With all the tumultuousness in the air, Brewer and the band used their creative forces as an outlet. They needed to make a statement, and they did. Brewer was not writing songs at the time, but tough times pushed him to write. “We needed to come up with hit records,” he says. The band, as he admits, was broke and being forced out of the music business.
He described it as ‘sink or swim time.’ And not only did Grand Funk Railroad swim – they crushed waves with ‘We’re an American Band.’ The song is an ode to where the band has been – performing in city after city while being sued as well as a collaboration of past songs with a message to keep standing or crushing those waves – during tough times. The waves will always come – it’s about how you choose to ride them, right?
The truth is Grand Funk Railroad is more than ‘an American band.’ They have sold out venues in Canada, Europe, Japan and South America as well.
Through it all, like many bands, they did part ways more than once. But thankfully, the separation didn’t last forever. Brewer explains that the band went into retirement until the ’90s and mostly raised their children. With a new line up, the band has been solid for the past 18 years, and interestingly enough, Brewer shares ‘the past two years have been the best of the last 20 years.” I’ve said this before, and I’ll say it again – true rock never dies.

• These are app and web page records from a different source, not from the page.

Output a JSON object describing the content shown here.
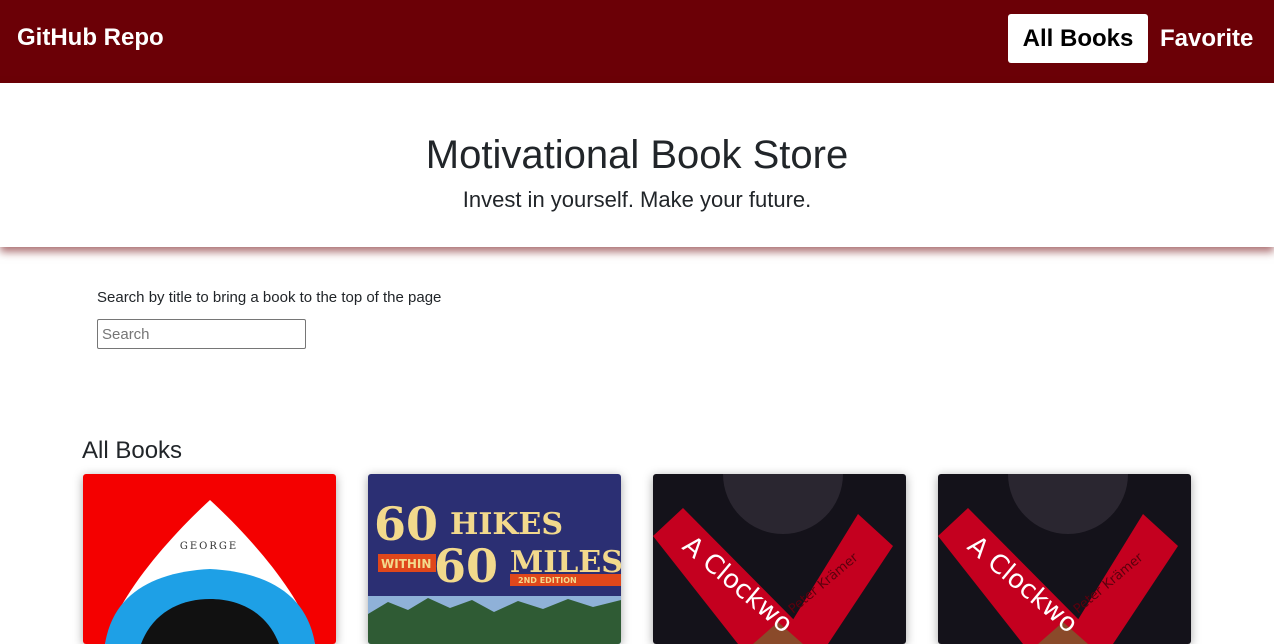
{
  "navbar": {
    "brand": "GitHub Repo",
    "links": [
      "All Books",
      "Favorite"
    ],
    "background": "#6b0006"
  },
  "hero": {
    "title": "Motivational Book Store",
    "subtitle": "Invest in yourself. Make your future."
  },
  "search": {
    "label": "Search by title to bring a book to the top of the page",
    "placeholder": "Search",
    "value": ""
  },
  "section": {
    "title": "All Books"
  },
  "books": [
    {
      "cover_text_top": "GEORGE",
      "cover_color": "#f40000"
    },
    {
      "cover_line1_num": "60",
      "cover_line1_word": "HIKES",
      "cover_within": "WITHIN",
      "cover_line2_num": "60",
      "cover_line2_word": "MILES",
      "cover_edition": "2ND EDITION",
      "cover_color": "#2b2f73"
    },
    {
      "cover_title": "A Clockwo",
      "cover_author": "Peter Krämer",
      "cover_color": "#c4001f"
    },
    {
      "cover_title": "A Clockwo",
      "cover_author": "Peter Krämer",
      "cover_color": "#c4001f"
    }
  ]
}
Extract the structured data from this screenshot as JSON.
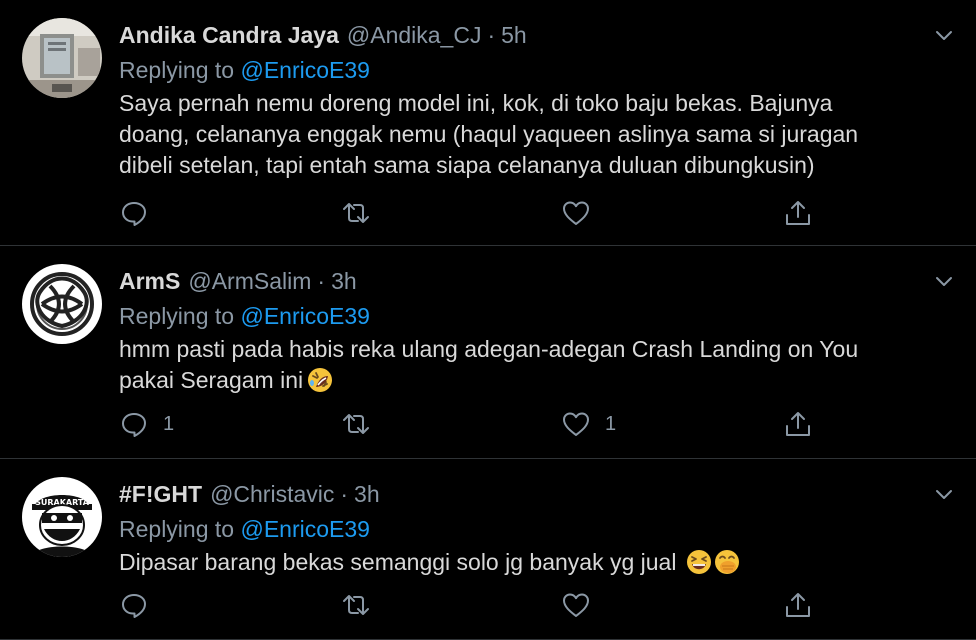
{
  "tweets": [
    {
      "name": "Andika Candra Jaya",
      "handle": "@Andika_CJ",
      "separator": "·",
      "time": "5h",
      "replying_prefix": "Replying to ",
      "replying_to": "@EnricoE39",
      "text_lines": [
        "Saya pernah nemu doreng model ini, kok, di toko baju bekas. Bajunya",
        "doang, celananya enggak nemu (haqul yaqueen aslinya sama si juragan",
        "dibeli setelan, tapi entah sama siapa celananya duluan dibungkusin)"
      ],
      "reply_count": "",
      "retweet_count": "",
      "like_count": ""
    },
    {
      "name": "ArmS",
      "handle": "@ArmSalim",
      "separator": "·",
      "time": "3h",
      "replying_prefix": "Replying to ",
      "replying_to": "@EnricoE39",
      "text_lines": [
        "hmm pasti pada habis reka ulang adegan-adegan Crash Landing on You",
        "pakai Seragam ini"
      ],
      "emojis": [
        "rolling-on-floor-laughing-emoji"
      ],
      "reply_count": "1",
      "retweet_count": "",
      "like_count": "1"
    },
    {
      "name": "#F!GHT",
      "handle": "@Christavic",
      "separator": "·",
      "time": "3h",
      "replying_prefix": "Replying to ",
      "replying_to": "@EnricoE39",
      "text_lines": [
        "Dipasar barang bekas semanggi solo jg banyak yg jual"
      ],
      "emojis": [
        "grinning-squinting-face-emoji",
        "face-with-hand-over-mouth-emoji"
      ],
      "avatar_text": "SURAKARTA",
      "reply_count": "",
      "retweet_count": "",
      "like_count": ""
    }
  ],
  "icons": {
    "reply": "reply-icon",
    "retweet": "retweet-icon",
    "like": "like-icon",
    "share": "share-icon",
    "more": "chevron-down-icon"
  },
  "colors": {
    "background": "#000000",
    "text": "#d9d9d9",
    "muted": "#8b98a5",
    "link": "#1d9bf0",
    "divider": "#2f3336"
  }
}
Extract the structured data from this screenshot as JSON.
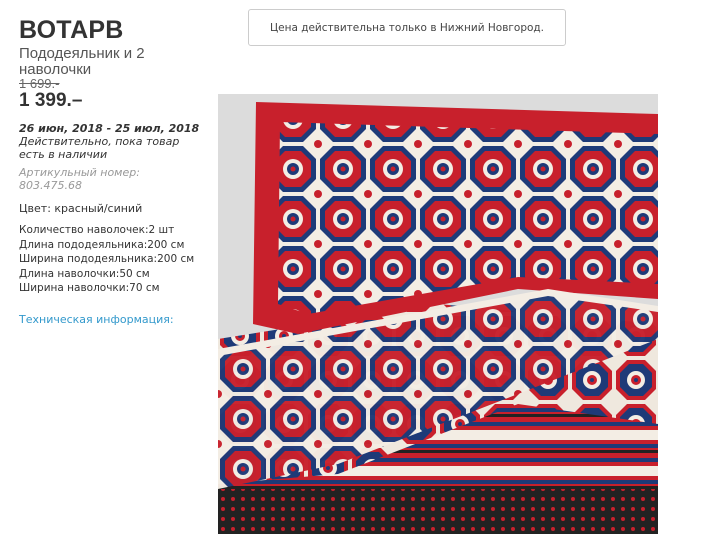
{
  "product": {
    "name": "ВОТАРВ",
    "description": "Пододеяльник и 2 наволочки",
    "old_price": "1 699.-",
    "price": "1 399.–",
    "validity_dates": "26 июн, 2018 - 25 июл, 2018",
    "validity_note": " Действительно, пока товар есть в наличии",
    "article": "Артикульный номер: 803.475.68",
    "color": "Цвет: красный/синий",
    "specs": [
      "Количество наволочек:2 шт",
      "Длина пододеяльника:200 см",
      "Ширина пододеяльника:200 см",
      "Длина наволочки:50 см",
      "Ширина наволочки:70 см"
    ],
    "tech_link": "Техническая информация:"
  },
  "notice": {
    "text": "Цена действительна только в Нижний Новгород."
  },
  "image": {
    "icon": "bedding-pattern-image",
    "colors": {
      "red": "#c8202c",
      "navy": "#1e3a78",
      "cream": "#f3ede4",
      "background": "#dcdcdc"
    }
  }
}
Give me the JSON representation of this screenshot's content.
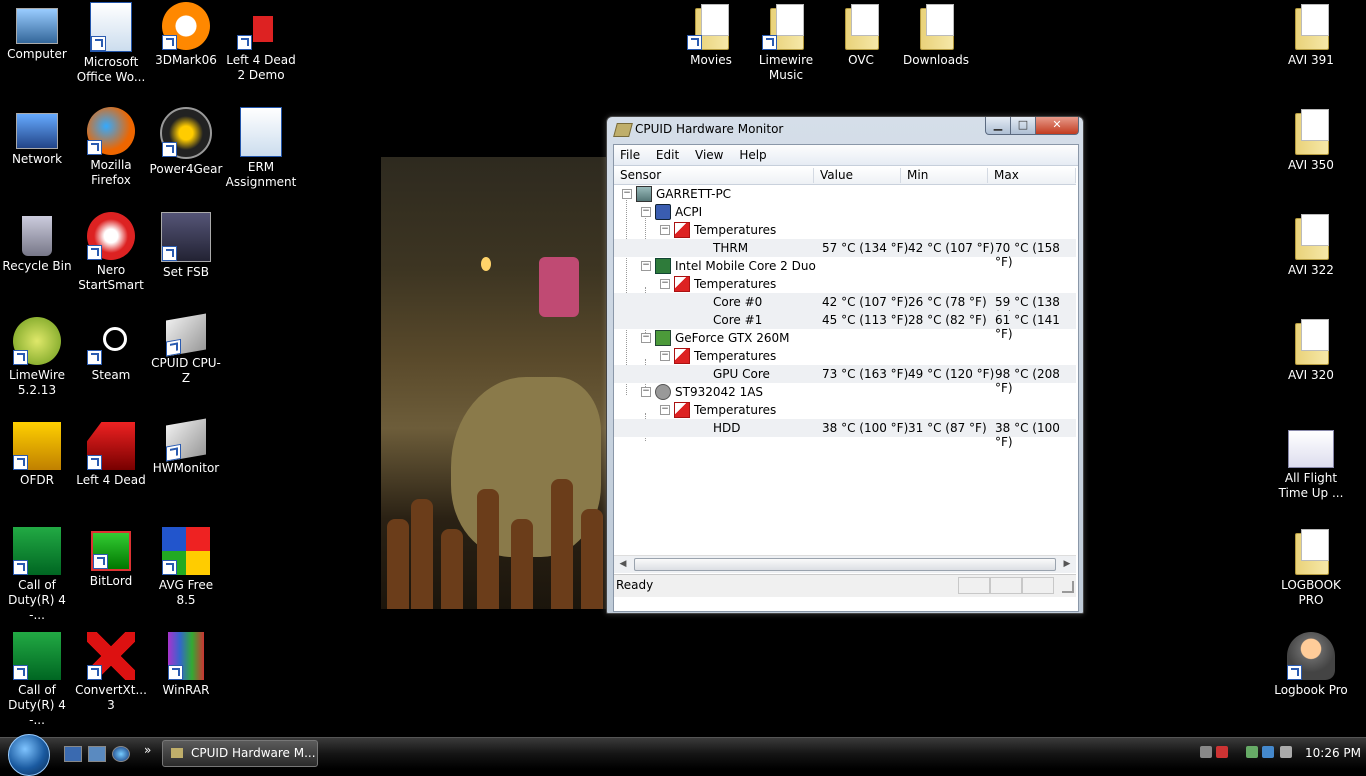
{
  "desktop": {
    "icons_left": [
      {
        "label": "Computer"
      },
      {
        "label": "Microsoft Office Wo..."
      },
      {
        "label": "3DMark06"
      },
      {
        "label": "Left 4 Dead 2 Demo"
      },
      {
        "label": "Network"
      },
      {
        "label": "Mozilla Firefox"
      },
      {
        "label": "Power4Gear"
      },
      {
        "label": "ERM Assignment"
      },
      {
        "label": "Recycle Bin"
      },
      {
        "label": "Nero StartSmart"
      },
      {
        "label": "Set FSB"
      },
      {
        "label": "LimeWire 5.2.13"
      },
      {
        "label": "Steam"
      },
      {
        "label": "CPUID CPU-Z"
      },
      {
        "label": "OFDR"
      },
      {
        "label": "Left 4 Dead"
      },
      {
        "label": "HWMonitor"
      },
      {
        "label": "Call of Duty(R) 4 -..."
      },
      {
        "label": "BitLord"
      },
      {
        "label": "AVG Free 8.5"
      },
      {
        "label": "Call of Duty(R) 4 -..."
      },
      {
        "label": "ConvertXt... 3"
      },
      {
        "label": "WinRAR"
      }
    ],
    "icons_top": [
      {
        "label": "Movies"
      },
      {
        "label": "Limewire Music"
      },
      {
        "label": "OVC"
      },
      {
        "label": "Downloads"
      }
    ],
    "icons_right": [
      {
        "label": "AVI 391"
      },
      {
        "label": "AVI 350"
      },
      {
        "label": "AVI 322"
      },
      {
        "label": "AVI 320"
      },
      {
        "label": "All Flight Time Up ..."
      },
      {
        "label": "LOGBOOK PRO"
      },
      {
        "label": "Logbook Pro"
      }
    ]
  },
  "window": {
    "title": "CPUID Hardware Monitor",
    "menu": [
      "File",
      "Edit",
      "View",
      "Help"
    ],
    "columns": [
      "Sensor",
      "Value",
      "Min",
      "Max"
    ],
    "tree": [
      {
        "name": "GARRETT-PC"
      },
      {
        "name": "ACPI"
      },
      {
        "name": "Temperatures"
      },
      {
        "name": "THRM",
        "value": "57 °C  (134 °F)",
        "min": "42 °C  (107 °F)",
        "max": "70 °C  (158 °F)"
      },
      {
        "name": "Intel Mobile Core 2 Duo"
      },
      {
        "name": "Temperatures"
      },
      {
        "name": "Core #0",
        "value": "42 °C  (107 °F)",
        "min": "26 °C  (78 °F)",
        "max": "59 °C  (138 °F)"
      },
      {
        "name": "Core #1",
        "value": "45 °C  (113 °F)",
        "min": "28 °C  (82 °F)",
        "max": "61 °C  (141 °F)"
      },
      {
        "name": "GeForce GTX 260M"
      },
      {
        "name": "Temperatures"
      },
      {
        "name": "GPU Core",
        "value": "73 °C  (163 °F)",
        "min": "49 °C  (120 °F)",
        "max": "98 °C  (208 °F)"
      },
      {
        "name": "ST932042 1AS"
      },
      {
        "name": "Temperatures"
      },
      {
        "name": "HDD",
        "value": "38 °C  (100 °F)",
        "min": "31 °C  (87 °F)",
        "max": "38 °C  (100 °F)"
      }
    ],
    "status": "Ready"
  },
  "taskbar": {
    "active_task": "CPUID Hardware M...",
    "quicklaunch_more": "»",
    "clock": "10:26 PM"
  }
}
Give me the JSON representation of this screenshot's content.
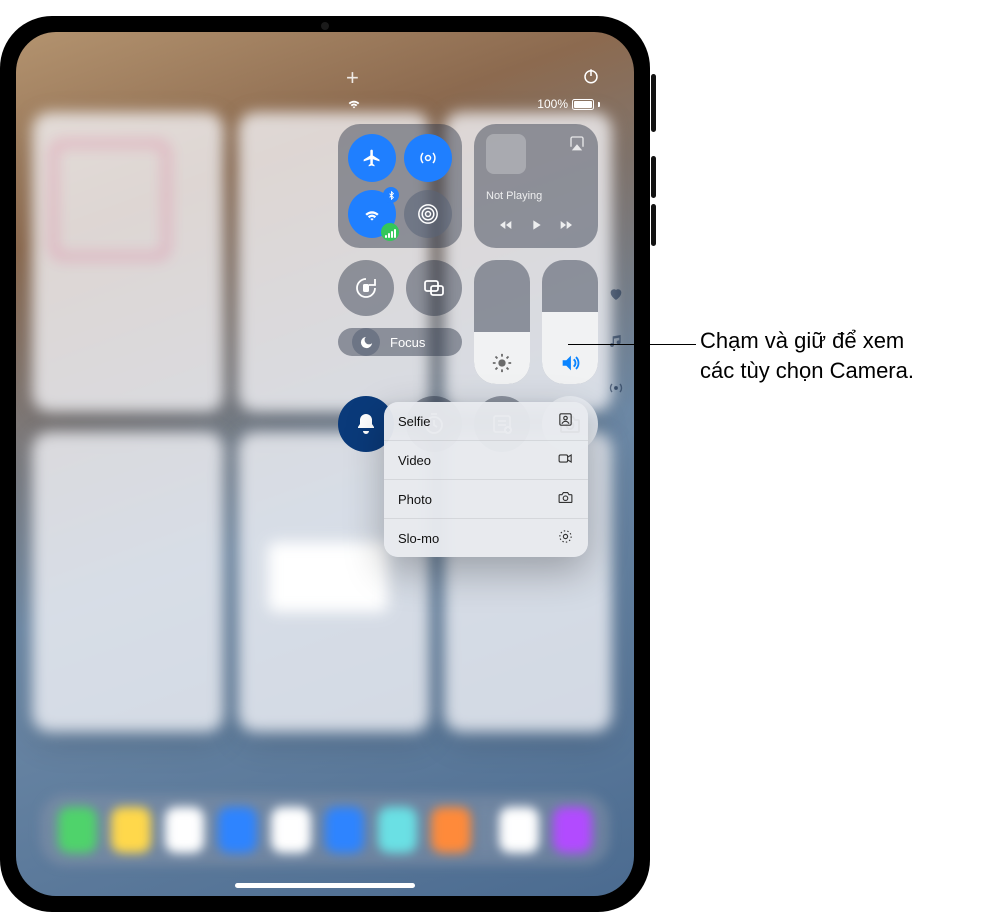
{
  "status": {
    "battery_text": "100%"
  },
  "control_center": {
    "media": {
      "not_playing": "Not Playing"
    },
    "focus_label": "Focus"
  },
  "camera_menu": {
    "items": [
      {
        "label": "Selfie"
      },
      {
        "label": "Video"
      },
      {
        "label": "Photo"
      },
      {
        "label": "Slo-mo"
      }
    ]
  },
  "callout": {
    "line1": "Chạm và giữ để xem",
    "line2": "các tùy chọn Camera."
  }
}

Is there a secret formula for cultivating a rock and roll song that truly never dies? Brewer has an idea – after all – he was and is a part of rock and roll history.
#1. It’s about the song.
#2. It’s about the performance.
#3. Least of all he says – it’s about the recording.
“Those are the three key elements. I think a lot of that is missing these days. Focus on recording before sound and presentation.”
As new generations are born, and technology continues to devour almost everything we do – it’s authenticity that stills rings true for a legendary rock artist. “There’s not bands in the studio recording anymore.” Brewer explains how bands are recording parts of songs separately or on a computer and as he states, “it’s just not the same.”
So, for more of the same – that old school rock and roll – delivered by the trailblazers or ‘pioneers’ – Grand Funk Railroad will be performing at Hard Rock Rocksino Northfield Park January 20 for a sold-out show. According to Brewer, not much has changed, although there are a ‘few new things.’ Most importantly, “The show is designed around the hits. We know that people want to hear the hits…”
At a Grand Funk Railroad show – it may feel like the ’70s never passed. I did mention ‘authenticity’ before. As Brewer confirms, “We’ve always delivered a high-energy rock and roll show, and that is what is always was.”
To go back to the pioneer days, the days before arena rock, and to get a taste of humble beginnings from Flint, Michigan, the show to see is Grand Funk Railroad.